As police moved in, protesters sat down in small circles of six to eight people with arms still linked. Officers surrounded several of the small groups and arrested a total of 17 people between noon and 2 p.m., including a UC Davis graduate student.
Around 2:30 p.m., organizers announced that 16 of the people arrested were cited and released at an off-campus location. One person who refused to provide their identity to the police remains in custody and is expected to be detained for another day, possibly longer.
At this time, police told protesters they could move onto Coolidge Drive and continue their assembly there as long as they left the rest of the intersection open. Otherwise, police said they would move in again.
Organizers held a collective vote to determine whether the group would move up Coolidge or remain in the intersection. By a chorus of passionate “Yea”s, the protesters decided to stay in the intersection.
The vigor of the picket line drew supporters from well beyond Santa Cruz.
“We were here and people came up to us immediately, making sure all of our needs are being met,” said one UC Davis graduate student who drove down early in the morning to experience the strike for themself. “Everyone was just making sure people were hydrated and had their sunscreen and were being fed and taken care of. It was amazing. Something special.”
Protesters and police remained at a standstill until about 3:30 p.m. when protesters moved en masse to the lawn on the northeast side of the Bay and High intersection to continue activities out of the road.
By 4 p.m., all but about 30 police officers had left the scene and about 200 protesters remained on the lawn, many singing, dancing and chanting.
As the sun began to set Wednesday evening, graduate students gathered in a circle on the lawn at the base of campus to debrief the day and collectively decide their plans for Thursday.
Co-President of the GSA Tony Boardman announced that in a meeting with interim CP/EVC Lori Kletzer earlier in the day, Kletzer said the university spent about $300,000 on police operations Tuesday. To put things in perspective, that’s enough to grant a COLA to 23 graduate students for nine months.

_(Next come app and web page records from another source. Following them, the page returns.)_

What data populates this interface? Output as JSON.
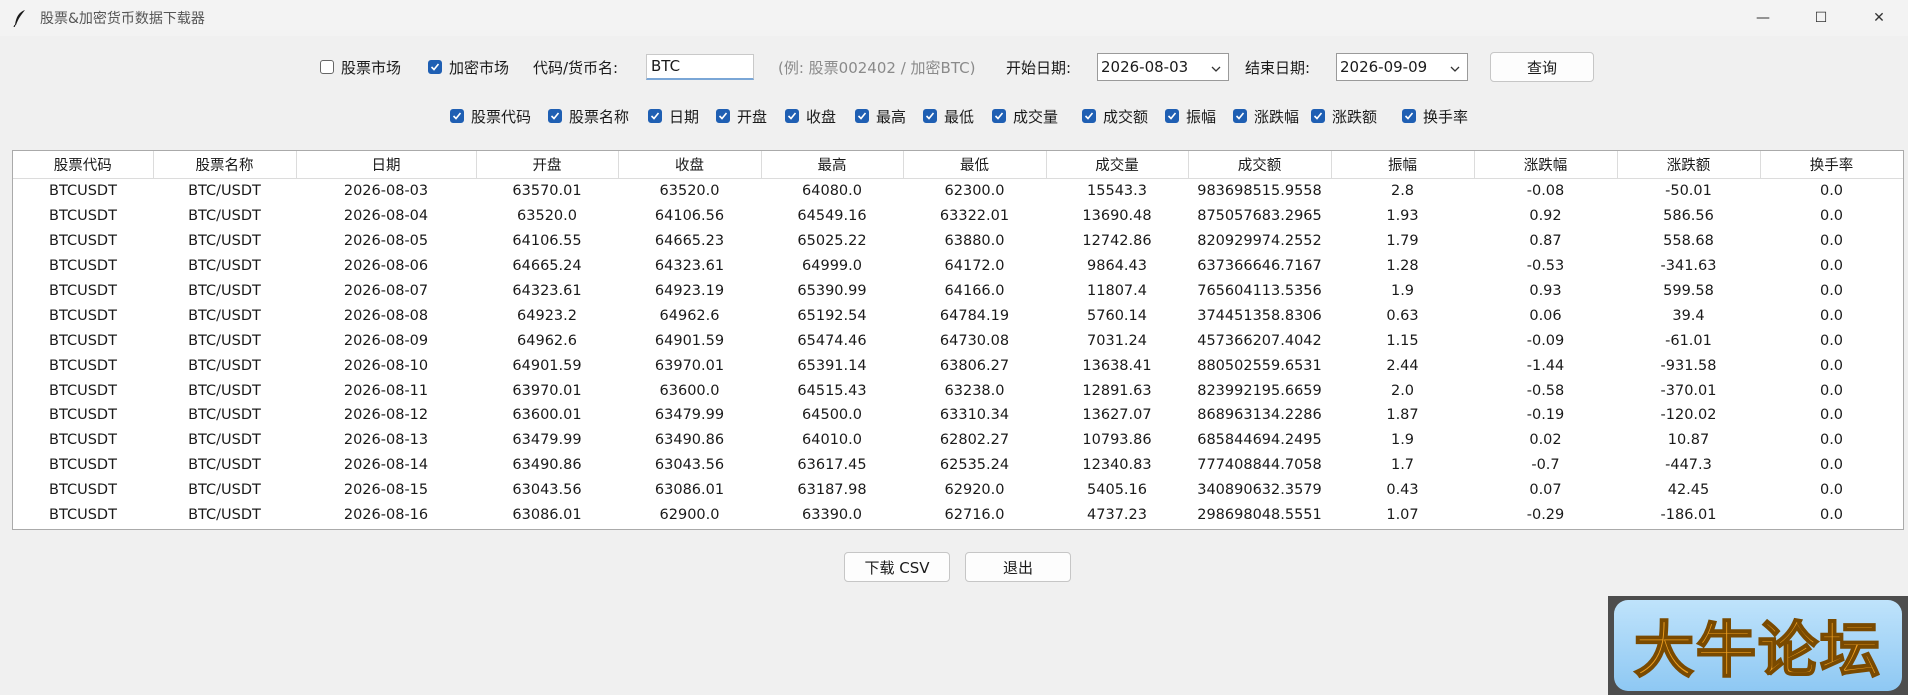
{
  "window": {
    "title": "股票&加密货币数据下载器",
    "controls": {
      "minimize": "—",
      "maximize": "☐",
      "close": "✕"
    }
  },
  "query": {
    "stock_market_label": "股票市场",
    "stock_market_checked": false,
    "crypto_market_label": "加密市场",
    "crypto_market_checked": true,
    "code_label": "代码/货币名:",
    "code_value": "BTC",
    "hint": "(例: 股票002402 / 加密BTC)",
    "start_label": "开始日期:",
    "start_value": "2026-08-03",
    "end_label": "结束日期:",
    "end_value": "2026-09-09",
    "query_button": "查询"
  },
  "columns": [
    {
      "label": "股票代码",
      "checked": true
    },
    {
      "label": "股票名称",
      "checked": true
    },
    {
      "label": "日期",
      "checked": true
    },
    {
      "label": "开盘",
      "checked": true
    },
    {
      "label": "收盘",
      "checked": true
    },
    {
      "label": "最高",
      "checked": true
    },
    {
      "label": "最低",
      "checked": true
    },
    {
      "label": "成交量",
      "checked": true
    },
    {
      "label": "成交额",
      "checked": true
    },
    {
      "label": "振幅",
      "checked": true
    },
    {
      "label": "涨跌幅",
      "checked": true
    },
    {
      "label": "涨跌额",
      "checked": true
    },
    {
      "label": "换手率",
      "checked": true
    }
  ],
  "table": {
    "headers": [
      "股票代码",
      "股票名称",
      "日期",
      "开盘",
      "收盘",
      "最高",
      "最低",
      "成交量",
      "成交额",
      "振幅",
      "涨跌幅",
      "涨跌额",
      "换手率"
    ],
    "rows": [
      [
        "BTCUSDT",
        "BTC/USDT",
        "2026-08-03",
        "63570.01",
        "63520.0",
        "64080.0",
        "62300.0",
        "15543.3",
        "983698515.9558",
        "2.8",
        "-0.08",
        "-50.01",
        "0.0"
      ],
      [
        "BTCUSDT",
        "BTC/USDT",
        "2026-08-04",
        "63520.0",
        "64106.56",
        "64549.16",
        "63322.01",
        "13690.48",
        "875057683.2965",
        "1.93",
        "0.92",
        "586.56",
        "0.0"
      ],
      [
        "BTCUSDT",
        "BTC/USDT",
        "2026-08-05",
        "64106.55",
        "64665.23",
        "65025.22",
        "63880.0",
        "12742.86",
        "820929974.2552",
        "1.79",
        "0.87",
        "558.68",
        "0.0"
      ],
      [
        "BTCUSDT",
        "BTC/USDT",
        "2026-08-06",
        "64665.24",
        "64323.61",
        "64999.0",
        "64172.0",
        "9864.43",
        "637366646.7167",
        "1.28",
        "-0.53",
        "-341.63",
        "0.0"
      ],
      [
        "BTCUSDT",
        "BTC/USDT",
        "2026-08-07",
        "64323.61",
        "64923.19",
        "65390.99",
        "64166.0",
        "11807.4",
        "765604113.5356",
        "1.9",
        "0.93",
        "599.58",
        "0.0"
      ],
      [
        "BTCUSDT",
        "BTC/USDT",
        "2026-08-08",
        "64923.2",
        "64962.6",
        "65192.54",
        "64784.19",
        "5760.14",
        "374451358.8306",
        "0.63",
        "0.06",
        "39.4",
        "0.0"
      ],
      [
        "BTCUSDT",
        "BTC/USDT",
        "2026-08-09",
        "64962.6",
        "64901.59",
        "65474.46",
        "64730.08",
        "7031.24",
        "457366207.4042",
        "1.15",
        "-0.09",
        "-61.01",
        "0.0"
      ],
      [
        "BTCUSDT",
        "BTC/USDT",
        "2026-08-10",
        "64901.59",
        "63970.01",
        "65391.14",
        "63806.27",
        "13638.41",
        "880502559.6531",
        "2.44",
        "-1.44",
        "-931.58",
        "0.0"
      ],
      [
        "BTCUSDT",
        "BTC/USDT",
        "2026-08-11",
        "63970.01",
        "63600.0",
        "64515.43",
        "63238.0",
        "12891.63",
        "823992195.6659",
        "2.0",
        "-0.58",
        "-370.01",
        "0.0"
      ],
      [
        "BTCUSDT",
        "BTC/USDT",
        "2026-08-12",
        "63600.01",
        "63479.99",
        "64500.0",
        "63310.34",
        "13627.07",
        "868963134.2286",
        "1.87",
        "-0.19",
        "-120.02",
        "0.0"
      ],
      [
        "BTCUSDT",
        "BTC/USDT",
        "2026-08-13",
        "63479.99",
        "63490.86",
        "64010.0",
        "62802.27",
        "10793.86",
        "685844694.2495",
        "1.9",
        "0.02",
        "10.87",
        "0.0"
      ],
      [
        "BTCUSDT",
        "BTC/USDT",
        "2026-08-14",
        "63490.86",
        "63043.56",
        "63617.45",
        "62535.24",
        "12340.83",
        "777408844.7058",
        "1.7",
        "-0.7",
        "-447.3",
        "0.0"
      ],
      [
        "BTCUSDT",
        "BTC/USDT",
        "2026-08-15",
        "63043.56",
        "63086.01",
        "63187.98",
        "62920.0",
        "5405.16",
        "340890632.3579",
        "0.43",
        "0.07",
        "42.45",
        "0.0"
      ],
      [
        "BTCUSDT",
        "BTC/USDT",
        "2026-08-16",
        "63086.01",
        "62900.0",
        "63390.0",
        "62716.0",
        "4737.23",
        "298698048.5551",
        "1.07",
        "-0.29",
        "-186.01",
        "0.0"
      ]
    ]
  },
  "bottom": {
    "download_button": "下载 CSV",
    "exit_button": "退出"
  },
  "watermark": {
    "text": "大牛论坛"
  },
  "colors": {
    "accent": "#1f5fb3"
  }
}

At the assembly, graduate student organizers also announced that Director of Employee and Labor Relations Jennifer Schiffner contacted the UAW 2865 president to set up a meeting this week.
“We were told by the president of our union that Jennifer Schiffner reached out to schedule a meeting,” said Veronica Hamilton, Santa Cruz unit chair of UAW 2865. “They would like us to pause the strike before having this meeting. We don’t anticipate that that’s a possibility, but we suggested having the meeting on the weekend, so that’s what I know.”

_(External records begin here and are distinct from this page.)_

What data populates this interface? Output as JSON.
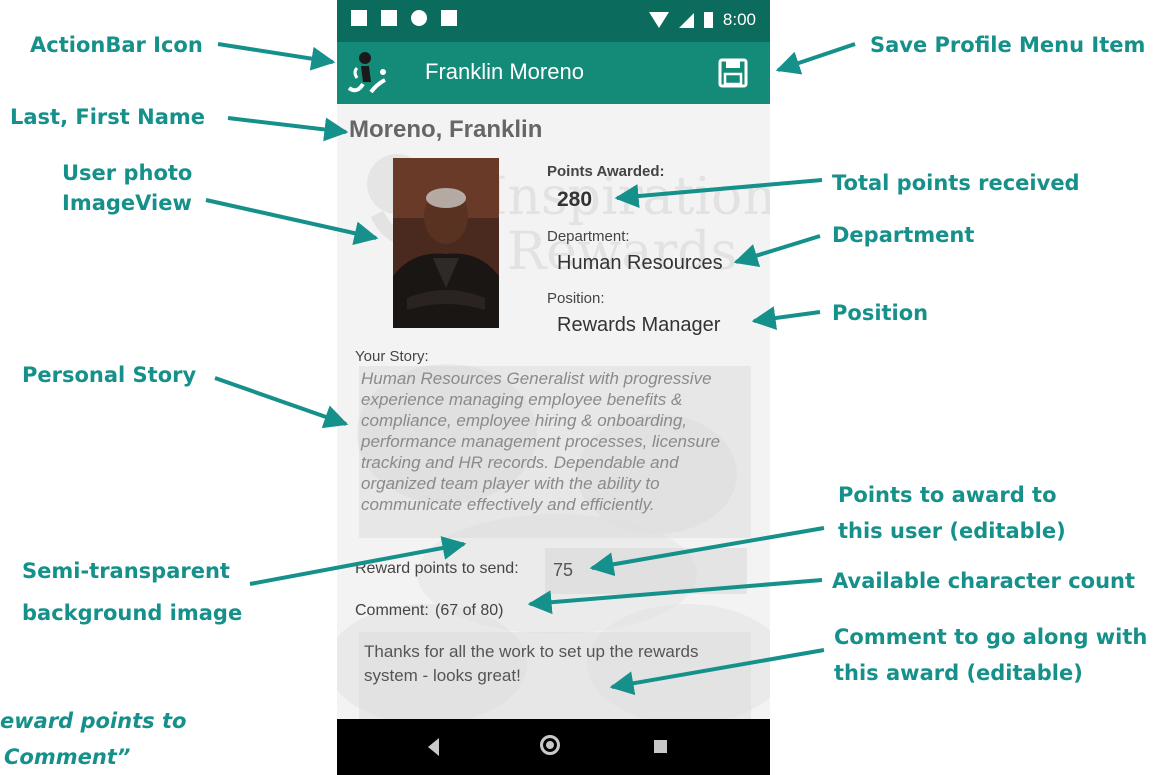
{
  "annotations": {
    "actionbar_icon": "ActionBar Icon",
    "save_menu_item": "Save Profile Menu Item",
    "last_first_name": "Last, First Name",
    "user_photo_line1": "User photo",
    "user_photo_line2": "ImageView",
    "total_points": "Total points received",
    "department": "Department",
    "position": "Position",
    "personal_story": "Personal Story",
    "points_to_award_line1": "Points to award to",
    "points_to_award_line2": "this user (editable)",
    "semi_transparent_line1": "Semi-transparent",
    "semi_transparent_line2": "background image",
    "char_count": "Available character count",
    "comment_line1": "Comment to go along with",
    "comment_line2": "this award (editable)",
    "partial_line1": "eward points to",
    "partial_line2": "Comment”"
  },
  "statusbar": {
    "time": "8:00"
  },
  "actionbar": {
    "title": "Franklin Moreno",
    "save_icon": "save-icon",
    "app_icon": "app-logo-icon"
  },
  "profile": {
    "full_name": "Moreno, Franklin",
    "points_label": "Points Awarded:",
    "points_value": "280",
    "department_label": "Department:",
    "department_value": "Human Resources",
    "position_label": "Position:",
    "position_value": "Rewards Manager",
    "story_label": "Your Story:",
    "story_text": "Human Resources Generalist with progressive experience managing employee benefits & compliance, employee hiring & onboarding, performance management processes, licensure tracking and HR records. Dependable and organized team player with the ability to communicate effectively and efficiently.",
    "watermark_line1": "Inspiration",
    "watermark_line2": "Rewards"
  },
  "award": {
    "reward_label": "Reward points to send:",
    "reward_value": "75",
    "comment_label": "Comment:",
    "comment_count": "(67 of 80)",
    "comment_value": "Thanks for all the work to set up the rewards system - looks great!"
  },
  "colors": {
    "annotation": "#16908a",
    "statusbar": "#0b6b5c",
    "actionbar": "#148a78"
  }
}
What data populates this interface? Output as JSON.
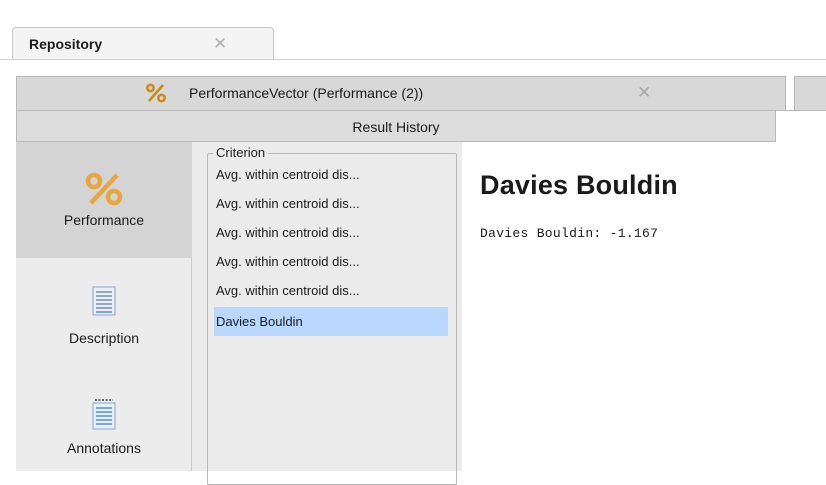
{
  "repository_tab": {
    "label": "Repository",
    "close_glyph": "✕"
  },
  "result_tab": {
    "label": "PerformanceVector (Performance (2))",
    "close_glyph": "✕",
    "icon": "percent-icon"
  },
  "result_history": {
    "label": "Result History"
  },
  "sidebar": {
    "items": [
      {
        "label": "Performance",
        "icon": "percent-icon",
        "selected": true
      },
      {
        "label": "Description",
        "icon": "document-icon",
        "selected": false
      },
      {
        "label": "Annotations",
        "icon": "notepad-icon",
        "selected": false
      }
    ]
  },
  "criterion": {
    "legend": "Criterion",
    "items": [
      {
        "label": "Avg. within centroid dis...",
        "selected": false
      },
      {
        "label": "Avg. within centroid dis...",
        "selected": false
      },
      {
        "label": "Avg. within centroid dis...",
        "selected": false
      },
      {
        "label": "Avg. within centroid dis...",
        "selected": false
      },
      {
        "label": "Avg. within centroid dis...",
        "selected": false
      },
      {
        "label": "Davies Bouldin",
        "selected": true
      }
    ]
  },
  "main": {
    "title": "Davies Bouldin",
    "value_text": "Davies Bouldin: -1.167"
  },
  "colors": {
    "selection": "#b8d8ff",
    "percent_icon": "#e8a640",
    "icon_blue": "#5a8fd6"
  }
}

The details of the meeting are tentative, but the correspondence contradicts the administration’s consistent position to not meet with striking graduate students as employees.
“We are meeting with graduate students in their student capacity — not as unionized workers,” said UCSC Director of News and Media Relations Scott Hernandez-Jason, in an email.

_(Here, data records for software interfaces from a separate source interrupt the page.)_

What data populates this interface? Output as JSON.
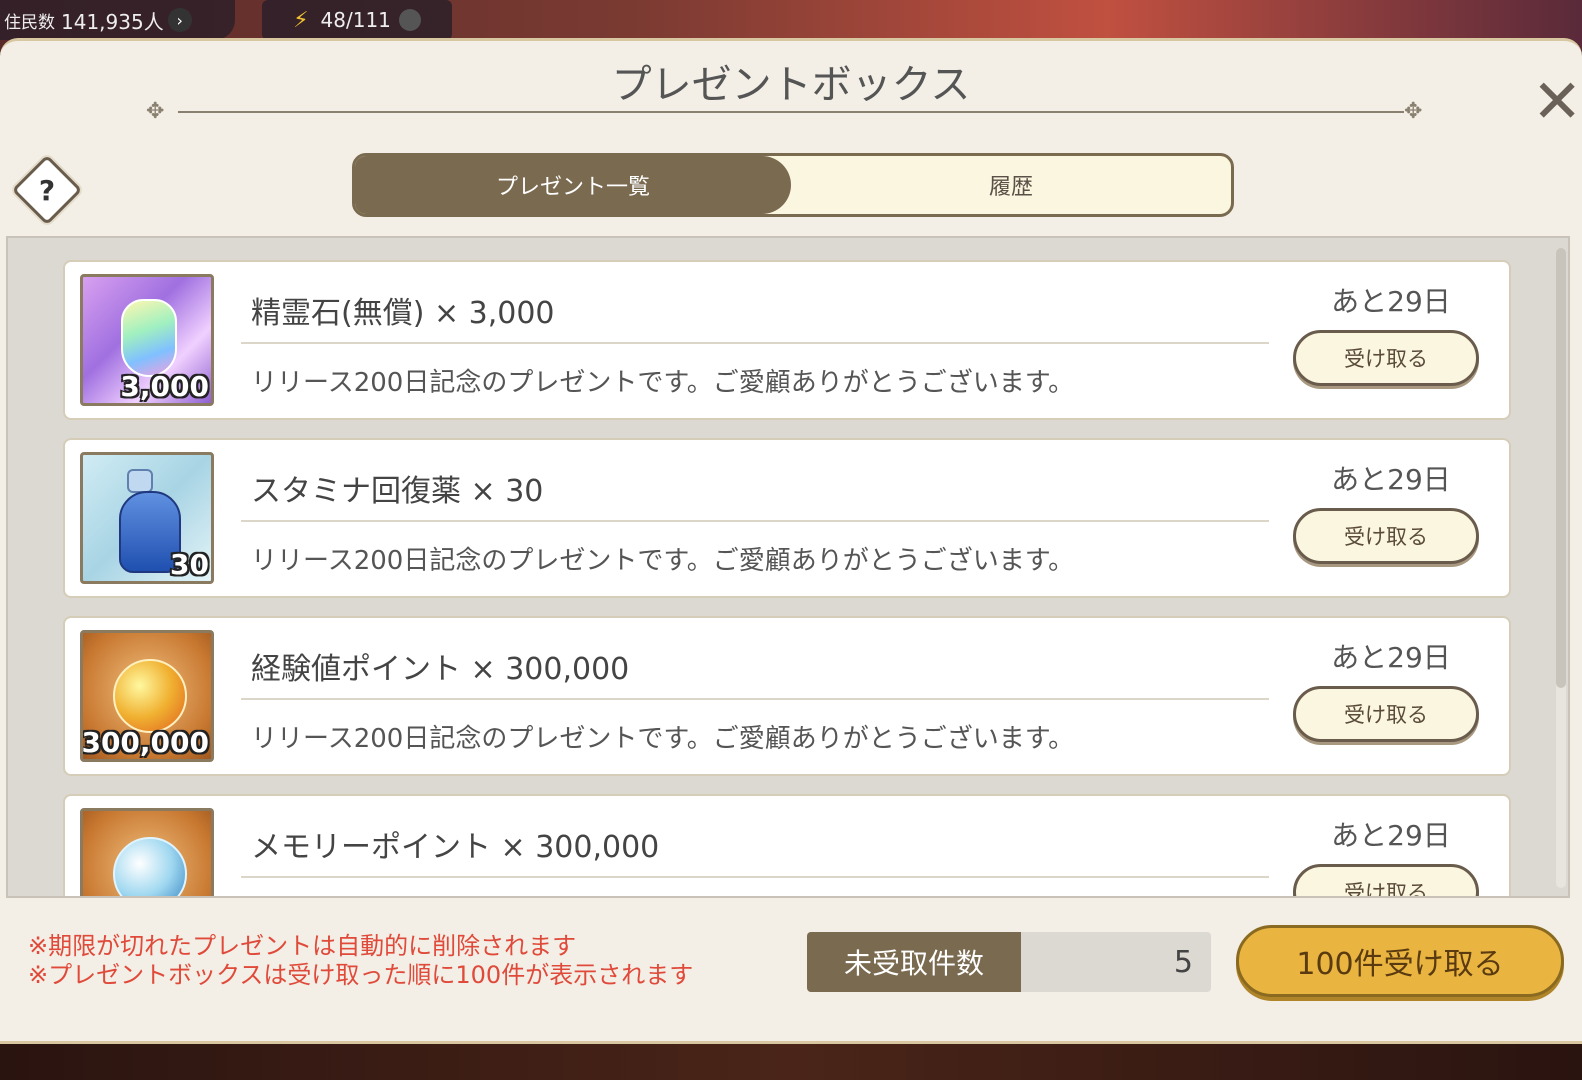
{
  "hud": {
    "residents_label": "住民数",
    "residents_value": "141,935人",
    "stamina_value": "48/111"
  },
  "dialog": {
    "title": "プレゼントボックス",
    "help_symbol": "?",
    "close_symbol": "✕"
  },
  "tabs": [
    {
      "label": "プレゼント一覧",
      "active": true
    },
    {
      "label": "履歴",
      "active": false
    }
  ],
  "presents": [
    {
      "name": "精霊石(無償) × 3,000",
      "quantity_badge": "3,000",
      "description": "リリース200日記念のプレゼントです。ご愛顧ありがとうございます。",
      "remaining": "あと29日",
      "button": "受け取る",
      "icon": "spirit-stone-icon"
    },
    {
      "name": "スタミナ回復薬 × 30",
      "quantity_badge": "30",
      "description": "リリース200日記念のプレゼントです。ご愛顧ありがとうございます。",
      "remaining": "あと29日",
      "button": "受け取る",
      "icon": "stamina-potion-icon"
    },
    {
      "name": "経験値ポイント × 300,000",
      "quantity_badge": "300,000",
      "description": "リリース200日記念のプレゼントです。ご愛顧ありがとうございます。",
      "remaining": "あと29日",
      "button": "受け取る",
      "icon": "exp-orb-icon"
    },
    {
      "name": "メモリーポイント × 300,000",
      "quantity_badge": "",
      "description": "",
      "remaining": "あと29日",
      "button": "受け取る",
      "icon": "memory-orb-icon"
    }
  ],
  "footer": {
    "note1": "※期限が切れたプレゼントは自動的に削除されます",
    "note2": "※プレゼントボックスは受け取った順に100件が表示されます",
    "unclaimed_label": "未受取件数",
    "unclaimed_count": "5",
    "bulk_button": "100件受け取る"
  },
  "colors": {
    "accent": "#7a6a50",
    "bulk_button": "#e9b540",
    "note_text": "#e04a3a"
  }
}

Nevertheless, graduate students ended Wednesday’s strike feeling victorious for overcoming administrative backlash, grateful for widespread undergraduate and faculty support and determined to continue striking until they receive a COLA.
“My interactions with my own students from my sections and with undergraduate students across the campus have been the most inspiring, exciting part maybe of this whole thing,” said history of consciousness doctoral student Jane Komori. “Getting to talk about student debt and tuition hikes and their dreams for grad school and how all of this stuff is connected and to educate ourselves together about how this university works and how it should and could work differently if only we can take it back together, has been really, really wonderful and is one of the main things that keeps me going every day when I’m feeling tired and exhausted and frustrated.”
Additional reporting by Karen Lowe, Thomas Sawano, Chloe Selznick and Haneen Zain